1951-1971, 43%, @angels_portion, agenda, angelsportion, barbie, blended scotch whisky, evolution, gladiator, green peace, home movie, ideology, louis goldstein, lutheran, maryland comptroller, noah, old smuggler, peta, philosophy, review, russell crowe, scotch, tax stamp. liquor control commission, theology, thoma, Whiskey, whisky
Anyway, I read plenty of reviews beforehand. Some were good. Some were bad. All ventured to employ various levels of philosophical – theological – ideological interpretation.
Still, no matter what I read, I did my best to keep an open mind with the film. I really did. It’s just that I struggle with film adaptations of Biblical stories in general. Being an exegetical theologian – that is, someone who studies the texts in the original languages – in my opinion, the folks who produce these films just never seem to bridle the potency of the language and get the stories right. The inclination toward creative liberty is almost always too strong, and with that, they miss so much color and contour, and even more so, the essential substance. You don’t even need to retain the entirety of the theology for the story of a worldwide flood to be a rather gripping cinematographic gem.

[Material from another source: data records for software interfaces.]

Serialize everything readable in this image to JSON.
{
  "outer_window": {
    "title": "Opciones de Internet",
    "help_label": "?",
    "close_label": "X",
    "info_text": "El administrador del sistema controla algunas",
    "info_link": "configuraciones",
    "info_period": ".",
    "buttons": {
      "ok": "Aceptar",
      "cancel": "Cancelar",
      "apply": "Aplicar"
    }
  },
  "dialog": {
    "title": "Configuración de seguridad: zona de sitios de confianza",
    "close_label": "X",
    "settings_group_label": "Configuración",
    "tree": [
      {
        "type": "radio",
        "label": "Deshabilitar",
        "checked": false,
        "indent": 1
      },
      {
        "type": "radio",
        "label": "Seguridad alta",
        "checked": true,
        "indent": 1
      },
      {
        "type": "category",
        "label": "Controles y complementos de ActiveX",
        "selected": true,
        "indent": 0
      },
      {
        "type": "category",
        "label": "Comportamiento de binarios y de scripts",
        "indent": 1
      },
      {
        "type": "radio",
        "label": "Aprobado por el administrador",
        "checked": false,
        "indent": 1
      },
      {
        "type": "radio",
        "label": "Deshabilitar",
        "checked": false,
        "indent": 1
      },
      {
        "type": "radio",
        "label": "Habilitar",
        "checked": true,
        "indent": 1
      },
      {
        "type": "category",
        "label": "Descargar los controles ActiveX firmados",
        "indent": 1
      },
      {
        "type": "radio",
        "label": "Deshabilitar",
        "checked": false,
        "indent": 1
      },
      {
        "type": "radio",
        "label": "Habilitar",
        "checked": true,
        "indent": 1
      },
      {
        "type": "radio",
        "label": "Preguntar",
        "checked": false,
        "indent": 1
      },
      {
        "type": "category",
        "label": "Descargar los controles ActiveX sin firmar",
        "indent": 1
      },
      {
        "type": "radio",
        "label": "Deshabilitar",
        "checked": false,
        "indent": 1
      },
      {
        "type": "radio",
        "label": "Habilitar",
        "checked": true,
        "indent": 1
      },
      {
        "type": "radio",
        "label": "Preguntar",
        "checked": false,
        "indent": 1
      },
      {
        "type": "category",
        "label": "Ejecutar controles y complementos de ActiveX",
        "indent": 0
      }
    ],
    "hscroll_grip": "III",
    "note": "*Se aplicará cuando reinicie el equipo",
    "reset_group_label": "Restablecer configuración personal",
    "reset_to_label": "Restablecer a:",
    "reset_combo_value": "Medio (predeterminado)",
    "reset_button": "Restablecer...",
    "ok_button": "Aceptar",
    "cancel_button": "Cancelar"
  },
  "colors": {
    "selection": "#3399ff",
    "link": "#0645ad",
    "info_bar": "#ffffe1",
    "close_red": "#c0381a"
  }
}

Unfortunately, “Noah” was no different than the low-budget wannabe adaptations. The movie was simply terrible.
The acting was horrible. The cinematography was incredibly shallow. The characters were boring. The digital animation was some of the lamest I’ve seen in a while. Well, I did watch a “Barbie” movie with the girls the other night and that was much worse. But not by much. And I wasn’t rooting for Barbie’s demise.
You really have to get the machete of perseverance out in order to cut a trail through this jip and make it to a place where you care even in the least for pointing out that this movie is brimming (as expected) with bad theology, socio-political agendas (Green Peace, PETA, and the like), and plenty of other distracting garbage. And again, all of this hovers dangerously close to the edge of visual obscurity because the movie is just… plain… bad.
In fact, let me offer it this way.
If this were an accurate depiction and I were God, I would have gone ahead and rid the earth of Noah and his family, too. I know, I know. That means going back on the promise to redeem the world through an eventual Messiah, but hey, that’s precisely why I’m not God.
I’ve made better home movies. Truly, I have. Take a look. Here’s one I made some years ago in our old house when my oldest was five years old… Sugar Frosted Chocolate Powder Bombs.
I suppose that the whole experience was made much worse because I was sipping from a bottle of Old Smuggler Blended Scotch Whisky that (according to the one who gave it to me) had been in a cupboard in Maryland since the late 1970s.
He was wrong about the age, though. The tax stamp on the side has the Maryland Comptroller Louis Goldstein’s name on it. This particular tax stamp was used from 1951 to 1971, which means it was around long before the late 70s. And as you can see from the photo that I took before I poured it, the fill line was good and the whisky was clear, suggesting an edition unscathed by the elements. My guess it that the contents were probably pretty close to being as they were when first put there. Thusly, I’m assuming the whisky was just as awful between 1951 and 1971.
The nose is a familiar but ghastly apparition. With the first sniff, I knew I’d smelled something similar in the past. I searched my garage until I discovered it – acetone. Except this stuff adds to the bitterness with a little bit of something sweet. Not sugar. Pixie Stick powder, perhaps. Yeah, that’s it. Pixie Sticks and acetone. That’s exactly what you get with this stuff.
I think it was in the first sip that I actually called call out for God to just go ahead and take Noah down with his vessel. The movie was boring, and so was the whisky. Although smelling like it might be used to remove adhesive residue from pretty much any surface, there’s relatively little flavor to it. It’s plain. Maybe just a little bit of sour alcohol and a slight strewing of buttery oak. But that’s it. I expected more “chemical,” but surprisingly, it wasn’t there.
Is it a medium finish? A long finish? I can’t say for sure.
The first sip seemed long. The next seemed to dissipate much more swiftly. Either way, both burned lengthily enough for the dram to be considered distinctly unpleasant – like the movie “Noah.”